Website and app data records:
-.-.-

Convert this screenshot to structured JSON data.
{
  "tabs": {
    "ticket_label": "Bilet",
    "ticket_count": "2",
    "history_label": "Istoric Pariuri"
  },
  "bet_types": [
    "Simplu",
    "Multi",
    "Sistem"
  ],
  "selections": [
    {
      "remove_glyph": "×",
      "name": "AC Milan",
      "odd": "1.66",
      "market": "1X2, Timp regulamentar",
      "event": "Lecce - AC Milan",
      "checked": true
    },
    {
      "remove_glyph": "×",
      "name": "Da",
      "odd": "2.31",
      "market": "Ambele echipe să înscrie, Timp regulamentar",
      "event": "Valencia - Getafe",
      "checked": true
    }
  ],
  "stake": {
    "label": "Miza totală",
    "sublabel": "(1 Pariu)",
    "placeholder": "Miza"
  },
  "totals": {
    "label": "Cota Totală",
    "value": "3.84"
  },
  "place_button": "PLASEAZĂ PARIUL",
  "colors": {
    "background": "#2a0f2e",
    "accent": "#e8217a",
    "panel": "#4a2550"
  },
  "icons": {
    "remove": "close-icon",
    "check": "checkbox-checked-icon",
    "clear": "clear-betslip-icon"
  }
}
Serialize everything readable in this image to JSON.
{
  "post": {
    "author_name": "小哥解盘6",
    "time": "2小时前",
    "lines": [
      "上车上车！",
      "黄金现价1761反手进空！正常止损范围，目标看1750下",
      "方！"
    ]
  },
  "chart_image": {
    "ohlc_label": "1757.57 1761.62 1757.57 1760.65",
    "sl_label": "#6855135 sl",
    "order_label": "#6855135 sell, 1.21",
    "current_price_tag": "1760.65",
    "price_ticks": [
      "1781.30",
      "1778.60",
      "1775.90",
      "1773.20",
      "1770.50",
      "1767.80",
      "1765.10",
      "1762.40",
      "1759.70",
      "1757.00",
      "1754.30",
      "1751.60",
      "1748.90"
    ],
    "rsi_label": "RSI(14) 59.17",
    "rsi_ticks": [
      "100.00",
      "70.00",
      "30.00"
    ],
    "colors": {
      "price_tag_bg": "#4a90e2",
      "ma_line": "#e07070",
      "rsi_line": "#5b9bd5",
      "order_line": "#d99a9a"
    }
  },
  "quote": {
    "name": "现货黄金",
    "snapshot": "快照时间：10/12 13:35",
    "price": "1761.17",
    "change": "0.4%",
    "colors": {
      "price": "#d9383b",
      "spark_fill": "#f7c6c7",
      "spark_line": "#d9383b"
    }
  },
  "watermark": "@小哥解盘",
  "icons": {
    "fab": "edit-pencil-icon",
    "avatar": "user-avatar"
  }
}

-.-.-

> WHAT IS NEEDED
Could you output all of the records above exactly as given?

> YOUR SOLUTION
Convert this screenshot to structured JSON data.
{
  "tabs": {
    "ticket_label": "Bilet",
    "ticket_count": "2",
    "history_label": "Istoric Pariuri"
  },
  "bet_types": [
    "Simplu",
    "Multi",
    "Sistem"
  ],
  "selections": [
    {
      "remove_glyph": "×",
      "name": "AC Milan",
      "odd": "1.66",
      "market": "1X2, Timp regulamentar",
      "event": "Lecce - AC Milan",
      "checked": true
    },
    {
      "remove_glyph": "×",
      "name": "Da",
      "odd": "2.31",
      "market": "Ambele echipe să înscrie, Timp regulamentar",
      "event": "Valencia - Getafe",
      "checked": true
    }
  ],
  "stake": {
    "label": "Miza totală",
    "sublabel": "(1 Pariu)",
    "placeholder": "Miza"
  },
  "totals": {
    "label": "Cota Totală",
    "value": "3.84"
  },
  "place_button": "PLASEAZĂ PARIUL",
  "colors": {
    "background": "#2a0f2e",
    "accent": "#e8217a",
    "panel": "#4a2550"
  },
  "icons": {
    "remove": "close-icon",
    "check": "checkbox-checked-icon",
    "clear": "clear-betslip-icon"
  }
}
Serialize everything readable in this image to JSON.
{
  "post": {
    "author_name": "小哥解盘6",
    "time": "2小时前",
    "lines": [
      "上车上车！",
      "黄金现价1761反手进空！正常止损范围，目标看1750下",
      "方！"
    ]
  },
  "chart_image": {
    "ohlc_label": "1757.57 1761.62 1757.57 1760.65",
    "sl_label": "#6855135 sl",
    "order_label": "#6855135 sell, 1.21",
    "current_price_tag": "1760.65",
    "price_ticks": [
      "1781.30",
      "1778.60",
      "1775.90",
      "1773.20",
      "1770.50",
      "1767.80",
      "1765.10",
      "1762.40",
      "1759.70",
      "1757.00",
      "1754.30",
      "1751.60",
      "1748.90"
    ],
    "rsi_label": "RSI(14) 59.17",
    "rsi_ticks": [
      "100.00",
      "70.00",
      "30.00"
    ],
    "colors": {
      "price_tag_bg": "#4a90e2",
      "ma_line": "#e07070",
      "rsi_line": "#5b9bd5",
      "order_line": "#d99a9a"
    }
  },
  "quote": {
    "name": "现货黄金",
    "snapshot": "快照时间：10/12 13:35",
    "price": "1761.17",
    "change": "0.4%",
    "colors": {
      "price": "#d9383b",
      "spark_fill": "#f7c6c7",
      "spark_line": "#d9383b"
    }
  },
  "watermark": "@小哥解盘",
  "icons": {
    "fab": "edit-pencil-icon",
    "avatar": "user-avatar"
  }
}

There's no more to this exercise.